Here is a  view of the engine room that can be accessed via the tender garage or an access point to port through the cockpit.

The Galeon 405 HTS comes standard with twin 370-hp Volvo Penta diesel engines.


The 405 HTS had a top speed of 35.5 knots, according to our test.


The Galeon 405 HTS has an LOA of 44’2” (3.46 m), a beam of 12’ 10” (3.9 m) and a draft of 2’7” (.79 m). With an empty weight of 21,253 lbs. (9,640 kg), 66% fuel and three people onboard, we had an estimated test weight of 22,852 lbs. (10,365 kg).

Powered by twin 370-hp Volvo Penta D6 370 SDJ engines, we reached a top speed of 40.8 mph at 3620 rpm — burning 42.3 gph for a range of 218 statute miles.

Best cruise was 31.9 mph at 3000 rpm. At that speed, the fuel burn was reduced to 26.6 gph while still holding back a 10% reserve. We reached time-to-plane in 8 seconds, accelerated to 20 mph in 9.2 seconds and continued accelerating to 30 mph in 16.5 seconds.

Option Packages

This boat comes with a number of options as well as what Galeon calls a “Comfort Pack” and a “Luxury Pack.” The “Comfort Pack” includes most major electronics and the “Luxury Pack” includes the hydraulic swim platform, among other things.

We recommend both packages as the boat then becomes “turn-key,” something that saves money and eliminates aftermarket hassle.


The Galeon 405 HTS reached a top speed of 40.8 mph at 3620 rpm in our test.



The quality and persistence of natural light on the 405 HTS are undeniable.

It is hard to overstate the care and attention to detail in the designs and build on the 405 HTS. When we compare this boat’s basic specs with other boats in class, we find that her beam is about average but her displacement is one of the highest.
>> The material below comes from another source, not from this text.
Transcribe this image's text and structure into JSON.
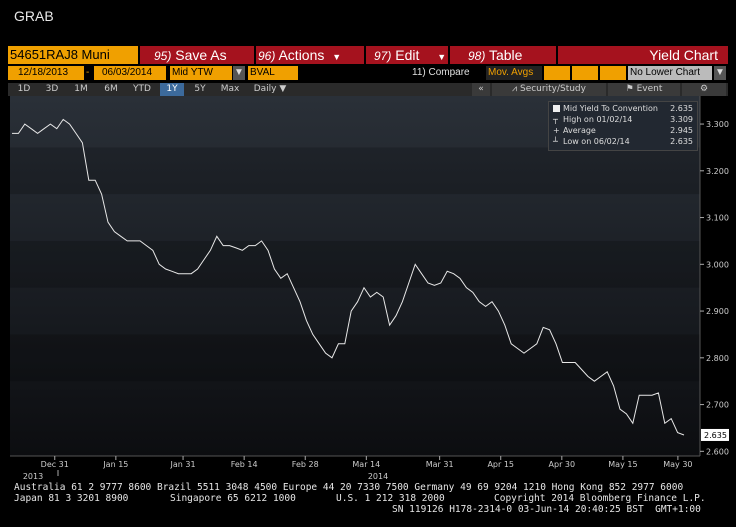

This is clearly due to her build quality — she will ride better in rough conditions.

Because she is a sterndrive, she is faster and more fuel-efficient than she would be with straight drives.

The Galeon 405 HTS is sold exclusively in the western hemisphere by MarineMax.